Breast Cancer Symptoms – Knowing What to Look For
Since most women today are quite aware of breast cancer and self testing, there are still many who only have a general knowledge of the symptoms of breast cancer. Knowing what to look for when suspecting you might have breast cancer, may save your life!
So let’s begin with what most women have become accustomed to doing, that is checking for lumps in their breast and the armpits. However, keep in mind that lumps in the breast does not necessarily mean you have breast cancer. Actually, they’re very common especially during menstruation, but doesn’t mean you have breast cancer.
Most often breast cancer is first noticed as a painless lump in the breast or armpit. Other signs may include swelling in the armpit, changes in breast size or shape, dimpling or puckering of the skin – thickening and dimpling skin is sometimes called “orange peel”, redness, swelling and increased warmth in the affected breast, an inverted nipple – nipple turns inwards, crusting or scaling on the nipple.
Bare in mind, that the above symptoms are not always caused by cancer. Other health problems can cause them as well. Therefore, testing is the next best thing to do to make a proper diagnosis. Ironically, women are so breast cancer aware that statistically 9 out of 10 women are the first to notice a lump or mass in their breast.
It usually isn’t painful, but can cause an unusual sensation in the area where the lump is. When a tumor grows in the milk ducts, bleeding can occur from the nipple. The size or shape of the breast may change. As well, the nipple might draw in, or some of the skin will pull in causing what looks like a dimple to appear. While these might be early signs of breast cancer, they might also indicate another noncancerous disease. In fact, about 8 out of 10 breast growths are non-cancerous. A doctor should be consulted to determine the exact cause of the lump.

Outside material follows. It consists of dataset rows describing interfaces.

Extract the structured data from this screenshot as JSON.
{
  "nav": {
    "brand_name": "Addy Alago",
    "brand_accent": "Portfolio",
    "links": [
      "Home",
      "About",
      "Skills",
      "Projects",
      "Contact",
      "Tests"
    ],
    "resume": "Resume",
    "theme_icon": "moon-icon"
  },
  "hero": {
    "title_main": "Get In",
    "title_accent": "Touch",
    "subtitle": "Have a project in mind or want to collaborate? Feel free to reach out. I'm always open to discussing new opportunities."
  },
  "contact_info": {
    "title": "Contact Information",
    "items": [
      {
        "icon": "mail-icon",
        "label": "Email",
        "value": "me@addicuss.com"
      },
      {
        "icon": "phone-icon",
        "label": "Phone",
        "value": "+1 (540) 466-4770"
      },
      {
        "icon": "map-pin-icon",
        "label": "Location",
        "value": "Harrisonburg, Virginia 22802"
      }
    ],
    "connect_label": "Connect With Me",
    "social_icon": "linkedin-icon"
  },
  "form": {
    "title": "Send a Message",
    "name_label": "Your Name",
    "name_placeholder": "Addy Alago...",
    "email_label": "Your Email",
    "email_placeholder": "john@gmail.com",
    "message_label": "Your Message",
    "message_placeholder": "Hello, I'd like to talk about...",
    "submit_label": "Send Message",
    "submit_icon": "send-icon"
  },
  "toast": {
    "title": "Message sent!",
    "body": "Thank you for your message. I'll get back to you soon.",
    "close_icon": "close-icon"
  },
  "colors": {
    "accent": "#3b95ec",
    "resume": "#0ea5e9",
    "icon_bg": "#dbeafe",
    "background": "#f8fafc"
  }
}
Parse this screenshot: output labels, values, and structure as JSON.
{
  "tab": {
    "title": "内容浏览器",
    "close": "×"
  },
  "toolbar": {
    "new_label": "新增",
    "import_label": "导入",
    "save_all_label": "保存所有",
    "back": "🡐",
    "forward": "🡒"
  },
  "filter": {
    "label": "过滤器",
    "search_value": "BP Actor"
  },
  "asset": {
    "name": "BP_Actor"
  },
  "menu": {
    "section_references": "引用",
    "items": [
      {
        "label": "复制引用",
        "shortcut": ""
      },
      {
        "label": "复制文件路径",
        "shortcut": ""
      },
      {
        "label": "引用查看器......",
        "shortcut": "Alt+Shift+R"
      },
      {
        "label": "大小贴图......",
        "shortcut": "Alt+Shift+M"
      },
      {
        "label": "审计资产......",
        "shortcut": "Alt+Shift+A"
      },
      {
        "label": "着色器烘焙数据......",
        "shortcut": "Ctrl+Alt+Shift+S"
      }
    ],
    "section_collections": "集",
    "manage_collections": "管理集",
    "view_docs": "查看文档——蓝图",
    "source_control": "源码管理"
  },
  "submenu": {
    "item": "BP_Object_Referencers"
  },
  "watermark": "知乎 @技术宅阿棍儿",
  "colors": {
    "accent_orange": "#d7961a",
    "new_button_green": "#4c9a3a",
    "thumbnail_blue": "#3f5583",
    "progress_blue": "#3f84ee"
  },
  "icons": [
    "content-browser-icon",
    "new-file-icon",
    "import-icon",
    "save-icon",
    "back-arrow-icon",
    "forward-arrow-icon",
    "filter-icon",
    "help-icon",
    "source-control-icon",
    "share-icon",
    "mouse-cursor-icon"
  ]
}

Since the most common form of detection is self-induced testing (feeling for lumps), you should be aware that statistically that 90% are benign. This means they are not cancers. They are areas of breast change causing lumpiness that is more obvious just before a period, especially in women over 35. They can also be cysts (sacs of fluid in the breast tissue). Finally, fibroadenoma, which is a collection of fibrous glandular tissue, more common in younger women.
So if you feel you have breast cancer symptoms, the best course of action to take if you find a lump or other change in your breast, even if a recent mammogram was normal, is to see your doctor for an evaluation. If you haven’t yet gone through menopause, you may want to wait through one menstrual cycle before seeing your doctor. If the change hasn’t gone away after a month, have it evaluated promptly.